START DATA FOR THE TASK

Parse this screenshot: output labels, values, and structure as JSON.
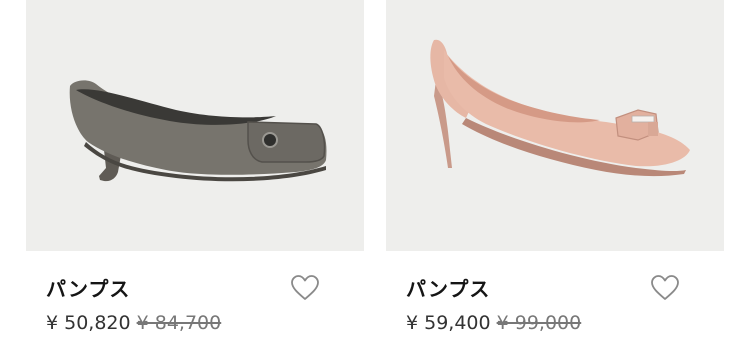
{
  "products": [
    {
      "name": "パンプス",
      "price": "¥ 50,820",
      "original_price": "¥ 84,700",
      "image_icon": "gray-low-heel-pump-image",
      "favorite_icon": "heart-outline-icon"
    },
    {
      "name": "パンプス",
      "price": "¥ 59,400",
      "original_price": "¥ 99,000",
      "image_icon": "pink-high-heel-pump-with-bow-image",
      "favorite_icon": "heart-outline-icon"
    }
  ],
  "colors": {
    "image_background": "#eeeeec",
    "text": "#151515",
    "original_price": "#777777"
  }
}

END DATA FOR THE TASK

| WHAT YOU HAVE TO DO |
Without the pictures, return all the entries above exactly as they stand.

| ANSWER SPACE |
Parse this screenshot: output labels, values, and structure as JSON.
{
  "products": [
    {
      "name": "パンプス",
      "price": "¥ 50,820",
      "original_price": "¥ 84,700",
      "image_icon": "gray-low-heel-pump-image",
      "favorite_icon": "heart-outline-icon"
    },
    {
      "name": "パンプス",
      "price": "¥ 59,400",
      "original_price": "¥ 99,000",
      "image_icon": "pink-high-heel-pump-with-bow-image",
      "favorite_icon": "heart-outline-icon"
    }
  ],
  "colors": {
    "image_background": "#eeeeec",
    "text": "#151515",
    "original_price": "#777777"
  }
}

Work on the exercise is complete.